_Excerpts from a dataset:_
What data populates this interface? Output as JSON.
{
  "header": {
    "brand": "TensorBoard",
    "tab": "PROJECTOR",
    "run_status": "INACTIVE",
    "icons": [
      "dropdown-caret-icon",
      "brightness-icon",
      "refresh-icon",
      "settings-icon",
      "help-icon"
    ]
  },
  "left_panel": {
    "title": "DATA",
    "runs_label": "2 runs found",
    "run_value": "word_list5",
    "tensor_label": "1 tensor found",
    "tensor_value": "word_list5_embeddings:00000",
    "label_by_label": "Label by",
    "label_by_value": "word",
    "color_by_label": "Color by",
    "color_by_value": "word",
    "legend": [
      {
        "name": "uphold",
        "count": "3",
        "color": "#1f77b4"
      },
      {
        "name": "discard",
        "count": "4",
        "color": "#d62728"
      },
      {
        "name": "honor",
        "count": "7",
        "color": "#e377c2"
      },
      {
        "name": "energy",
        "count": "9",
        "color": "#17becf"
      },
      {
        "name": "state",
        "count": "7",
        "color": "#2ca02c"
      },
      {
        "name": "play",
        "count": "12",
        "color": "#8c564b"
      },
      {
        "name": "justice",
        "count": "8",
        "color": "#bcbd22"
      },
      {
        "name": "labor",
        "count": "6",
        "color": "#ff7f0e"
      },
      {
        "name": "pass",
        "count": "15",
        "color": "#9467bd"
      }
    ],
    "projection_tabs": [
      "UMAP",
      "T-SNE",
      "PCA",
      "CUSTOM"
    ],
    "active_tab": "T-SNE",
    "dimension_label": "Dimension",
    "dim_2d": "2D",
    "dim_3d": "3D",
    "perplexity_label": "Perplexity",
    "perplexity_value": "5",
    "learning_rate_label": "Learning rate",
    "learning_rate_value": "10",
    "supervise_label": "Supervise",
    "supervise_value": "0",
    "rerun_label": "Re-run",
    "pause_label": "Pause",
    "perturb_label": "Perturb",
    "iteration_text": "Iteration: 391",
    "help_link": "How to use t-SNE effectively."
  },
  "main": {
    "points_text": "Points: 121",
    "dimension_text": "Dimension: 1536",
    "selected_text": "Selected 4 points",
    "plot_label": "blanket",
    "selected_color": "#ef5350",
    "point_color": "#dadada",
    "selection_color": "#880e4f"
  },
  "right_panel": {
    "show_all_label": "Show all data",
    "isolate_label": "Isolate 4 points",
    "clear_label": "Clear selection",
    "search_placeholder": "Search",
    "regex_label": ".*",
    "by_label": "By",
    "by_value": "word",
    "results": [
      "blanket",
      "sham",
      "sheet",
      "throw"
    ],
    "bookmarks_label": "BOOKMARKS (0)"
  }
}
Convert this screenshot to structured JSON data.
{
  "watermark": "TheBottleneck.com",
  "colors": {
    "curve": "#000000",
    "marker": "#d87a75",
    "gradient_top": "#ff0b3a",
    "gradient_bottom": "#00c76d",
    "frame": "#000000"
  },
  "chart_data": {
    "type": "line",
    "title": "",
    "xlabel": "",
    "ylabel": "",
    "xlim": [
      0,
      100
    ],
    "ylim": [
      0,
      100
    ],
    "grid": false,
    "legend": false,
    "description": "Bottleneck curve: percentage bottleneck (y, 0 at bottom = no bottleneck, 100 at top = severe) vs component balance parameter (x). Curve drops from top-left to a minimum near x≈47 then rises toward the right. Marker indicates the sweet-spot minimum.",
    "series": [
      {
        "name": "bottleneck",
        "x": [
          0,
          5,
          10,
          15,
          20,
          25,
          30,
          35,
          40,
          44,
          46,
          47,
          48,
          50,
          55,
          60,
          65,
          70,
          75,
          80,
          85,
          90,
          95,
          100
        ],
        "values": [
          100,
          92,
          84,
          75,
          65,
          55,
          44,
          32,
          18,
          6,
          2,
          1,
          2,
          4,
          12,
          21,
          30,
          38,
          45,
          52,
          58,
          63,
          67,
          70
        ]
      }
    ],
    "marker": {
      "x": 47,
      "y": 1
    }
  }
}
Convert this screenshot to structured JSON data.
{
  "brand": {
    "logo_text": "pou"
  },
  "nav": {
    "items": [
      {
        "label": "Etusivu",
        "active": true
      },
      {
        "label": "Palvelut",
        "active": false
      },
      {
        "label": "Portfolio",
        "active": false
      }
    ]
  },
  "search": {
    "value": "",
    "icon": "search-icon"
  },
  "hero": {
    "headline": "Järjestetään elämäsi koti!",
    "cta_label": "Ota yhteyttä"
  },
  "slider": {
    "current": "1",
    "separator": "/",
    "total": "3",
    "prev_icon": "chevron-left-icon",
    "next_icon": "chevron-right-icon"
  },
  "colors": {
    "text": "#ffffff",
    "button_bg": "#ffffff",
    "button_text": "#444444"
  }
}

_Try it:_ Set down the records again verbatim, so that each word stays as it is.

_Solution for this exercise:_
What data populates this interface? Output as JSON.
{
  "header": {
    "brand": "TensorBoard",
    "tab": "PROJECTOR",
    "run_status": "INACTIVE",
    "icons": [
      "dropdown-caret-icon",
      "brightness-icon",
      "refresh-icon",
      "settings-icon",
      "help-icon"
    ]
  },
  "left_panel": {
    "title": "DATA",
    "runs_label": "2 runs found",
    "run_value": "word_list5",
    "tensor_label": "1 tensor found",
    "tensor_value": "word_list5_embeddings:00000",
    "label_by_label": "Label by",
    "label_by_value": "word",
    "color_by_label": "Color by",
    "color_by_value": "word",
    "legend": [
      {
        "name": "uphold",
        "count": "3",
        "color": "#1f77b4"
      },
      {
        "name": "discard",
        "count": "4",
        "color": "#d62728"
      },
      {
        "name": "honor",
        "count": "7",
        "color": "#e377c2"
      },
      {
        "name": "energy",
        "count": "9",
        "color": "#17becf"
      },
      {
        "name": "state",
        "count": "7",
        "color": "#2ca02c"
      },
      {
        "name": "play",
        "count": "12",
        "color": "#8c564b"
      },
      {
        "name": "justice",
        "count": "8",
        "color": "#bcbd22"
      },
      {
        "name": "labor",
        "count": "6",
        "color": "#ff7f0e"
      },
      {
        "name": "pass",
        "count": "15",
        "color": "#9467bd"
      }
    ],
    "projection_tabs": [
      "UMAP",
      "T-SNE",
      "PCA",
      "CUSTOM"
    ],
    "active_tab": "T-SNE",
    "dimension_label": "Dimension",
    "dim_2d": "2D",
    "dim_3d": "3D",
    "perplexity_label": "Perplexity",
    "perplexity_value": "5",
    "learning_rate_label": "Learning rate",
    "learning_rate_value": "10",
    "supervise_label": "Supervise",
    "supervise_value": "0",
    "rerun_label": "Re-run",
    "pause_label": "Pause",
    "perturb_label": "Perturb",
    "iteration_text": "Iteration: 391",
    "help_link": "How to use t-SNE effectively."
  },
  "main": {
    "points_text": "Points: 121",
    "dimension_text": "Dimension: 1536",
    "selected_text": "Selected 4 points",
    "plot_label": "blanket",
    "selected_color": "#ef5350",
    "point_color": "#dadada",
    "selection_color": "#880e4f"
  },
  "right_panel": {
    "show_all_label": "Show all data",
    "isolate_label": "Isolate 4 points",
    "clear_label": "Clear selection",
    "search_placeholder": "Search",
    "regex_label": ".*",
    "by_label": "By",
    "by_value": "word",
    "results": [
      "blanket",
      "sham",
      "sheet",
      "throw"
    ],
    "bookmarks_label": "BOOKMARKS (0)"
  }
}
Convert this screenshot to structured JSON data.
{
  "watermark": "TheBottleneck.com",
  "colors": {
    "curve": "#000000",
    "marker": "#d87a75",
    "gradient_top": "#ff0b3a",
    "gradient_bottom": "#00c76d",
    "frame": "#000000"
  },
  "chart_data": {
    "type": "line",
    "title": "",
    "xlabel": "",
    "ylabel": "",
    "xlim": [
      0,
      100
    ],
    "ylim": [
      0,
      100
    ],
    "grid": false,
    "legend": false,
    "description": "Bottleneck curve: percentage bottleneck (y, 0 at bottom = no bottleneck, 100 at top = severe) vs component balance parameter (x). Curve drops from top-left to a minimum near x≈47 then rises toward the right. Marker indicates the sweet-spot minimum.",
    "series": [
      {
        "name": "bottleneck",
        "x": [
          0,
          5,
          10,
          15,
          20,
          25,
          30,
          35,
          40,
          44,
          46,
          47,
          48,
          50,
          55,
          60,
          65,
          70,
          75,
          80,
          85,
          90,
          95,
          100
        ],
        "values": [
          100,
          92,
          84,
          75,
          65,
          55,
          44,
          32,
          18,
          6,
          2,
          1,
          2,
          4,
          12,
          21,
          30,
          38,
          45,
          52,
          58,
          63,
          67,
          70
        ]
      }
    ],
    "marker": {
      "x": 47,
      "y": 1
    }
  }
}
Convert this screenshot to structured JSON data.
{
  "brand": {
    "logo_text": "pou"
  },
  "nav": {
    "items": [
      {
        "label": "Etusivu",
        "active": true
      },
      {
        "label": "Palvelut",
        "active": false
      },
      {
        "label": "Portfolio",
        "active": false
      }
    ]
  },
  "search": {
    "value": "",
    "icon": "search-icon"
  },
  "hero": {
    "headline": "Järjestetään elämäsi koti!",
    "cta_label": "Ota yhteyttä"
  },
  "slider": {
    "current": "1",
    "separator": "/",
    "total": "3",
    "prev_icon": "chevron-left-icon",
    "next_icon": "chevron-right-icon"
  },
  "colors": {
    "text": "#ffffff",
    "button_bg": "#ffffff",
    "button_text": "#444444"
  }
}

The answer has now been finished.